What’s wrong with the proposal? Most likely fewer allegations would be considered sexual harassment and schools would be responsible only for investigating incidents that are part of campus programs and activities and that were properly reported. Think about it. What does part of campus programs and activities mean? What if the assault happens in the dorms? Is that part of college programs and activities?
Moreover, the proposed rules also limit the circumstances that would mandate a school’s response to an incident. The school must have “actual knowledge” of the allegations. Reportedly, this means the incident must have been reported to “an official with authority to take corrective action,” such as the Title IX coordinator. This provides plausible deniability for colleges to say the student didn’t go through the right process. It opens the door to alleged technical violations that would be difficult to affirm or deny since much of the information about the incident is kept confidential.
John B. King, Jr., who served as education secretary in the Obama administration said: “The most divisive aspect of the proposal may be allowing attorneys for the accused to cross-examine accusers.” Advocates for the change claim it’s needed because of bias by college administrators against the accused. I doubt that is true having taught for 30+ years at the college level and closely following these kinds of incidents and how they play out.
Support for the Proposal
What’s good in the proposal? The investigations required to be made must follow due- process procedures, including a presumption of innocence, the opportunity to present witnesses and evidence, and the right to an adviser or attorney at all phases of the process (but see below for clarification). This protects the rights of both the accuser and the accused and is a good thing.
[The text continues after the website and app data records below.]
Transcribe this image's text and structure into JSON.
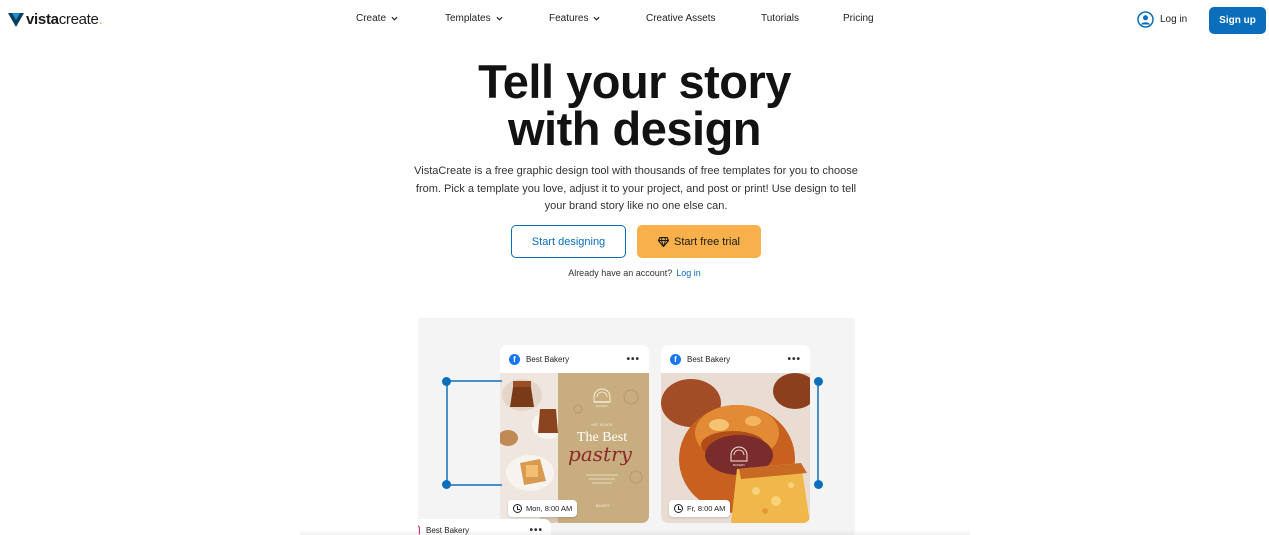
{
  "brand": {
    "name_bold": "vista",
    "name_regular": "create",
    "dot": "."
  },
  "nav": {
    "items": [
      {
        "label": "Create",
        "has_dropdown": true
      },
      {
        "label": "Templates",
        "has_dropdown": true
      },
      {
        "label": "Features",
        "has_dropdown": true
      },
      {
        "label": "Creative Assets",
        "has_dropdown": false
      },
      {
        "label": "Tutorials",
        "has_dropdown": false
      },
      {
        "label": "Pricing",
        "has_dropdown": false
      }
    ],
    "login_label": "Log in",
    "signup_label": "Sign up"
  },
  "hero": {
    "title_line1": "Tell your story",
    "title_line2": "with design",
    "description": "VistaCreate is a free graphic design tool with thousands of free templates for you to choose from. Pick a template you love, adjust it to your project, and post or print! Use design to tell your brand story like no one else can.",
    "start_designing": "Start designing",
    "start_trial": "Start free trial",
    "account_prompt": "Already have an account?",
    "account_login": "Log in"
  },
  "showcase": {
    "card1": {
      "account": "Best Bakery",
      "menu": "•••",
      "time": "Mon, 8:00 AM",
      "poster_kicker": "WE BAKE",
      "poster_title": "The Best",
      "poster_script": "pastry",
      "poster_brand": "BAKERY"
    },
    "card2": {
      "account": "Best Bakery",
      "menu": "•••",
      "time": "Fr, 8:00 AM",
      "badge_text": "BAKERY"
    },
    "card3": {
      "account": "Best Bakery",
      "menu": "•••"
    }
  },
  "colors": {
    "primary": "#0a6ebd",
    "accent": "#f7b04a",
    "poster_bg": "#c8ad7f",
    "poster_script": "#8b2a2a"
  },
  "icons": [
    "vistacreate-logo-icon",
    "chevron-down-icon",
    "user-circle-icon",
    "diamond-icon",
    "facebook-icon",
    "instagram-icon",
    "clock-icon"
  ]
}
Finally, schools would be allowed to choose the standard they will use between “preponderance of the evidence” or the higher bar of “clear and convincing evidence.” But a school may not use the lower standards if it relies on the higher one for allegations against employees, including faculty members. This seems fair, equating abuses of students with those against faculty and staff with respect to due process.
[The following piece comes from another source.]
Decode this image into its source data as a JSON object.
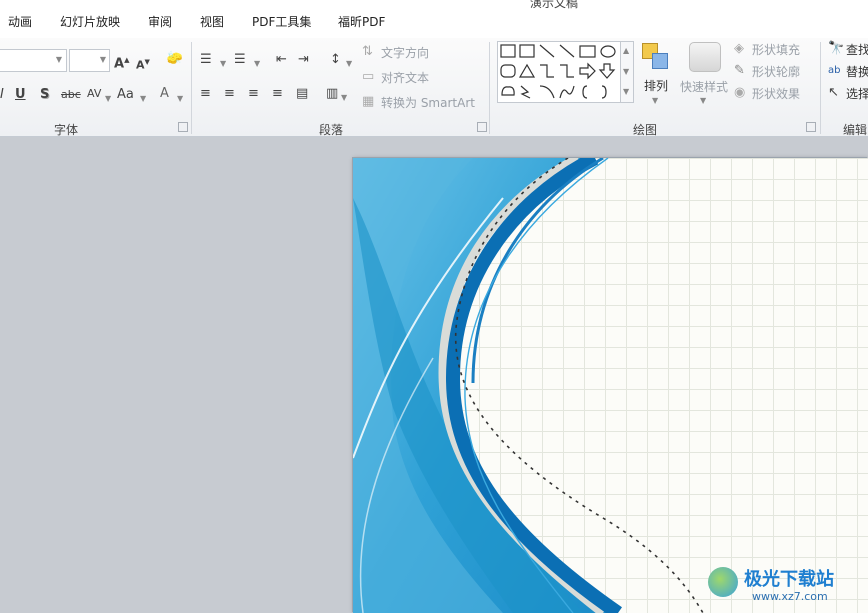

Why Sexual Assault is Increasing
Violence against women on college campuses has increased in recent years for the same reason violence has increased in our society. Today's students grow up viewing gratuitous violence on television, in movies, video games, and in social media and these collective influences de-sensitize students to right and wrong. The lines become blurred because young people come to believe what they are watching is something that is "normal" in society.
The problem goes much deeper and is born out of a sense that all ethics is situational. Young college males come to believe that it is OK to take advantage of a woman who has been drinking excessively (and may not be able to make an informed choice) because she is drunk and obviously wants to have a good time. While the male student would not think of attacking a women in the street, he may not hesitate to assault a female student too drunk to know better because the situation allows for it.
As a college professor I’ve observed the problem first hand. Everyone wants to party and have a good time. Most of the kids are away from home for the first time. Peer pressure influences otherwise good (i.e., ethical) kids to do something wrong. The notion that everyone does it seems to overcome clear thinking. Before long, the campus is dealing with a problem it is not equipped to deal with. So how does it react? A campus-wide session is held to explain to everyone why such behavior can't be tolerated and then everyone goes back to business as usual, until the next episode of assault on campus.
In this regard it reminds me of violent shootings in our schools or in other areas of society. An event occurs; some die others are injured; we all are shocked; discussions take place about how to reduce such occurrences in the future; and we debate stronger gun controls. Nothing happens. A week or two – or month or two – later the next incident occurs.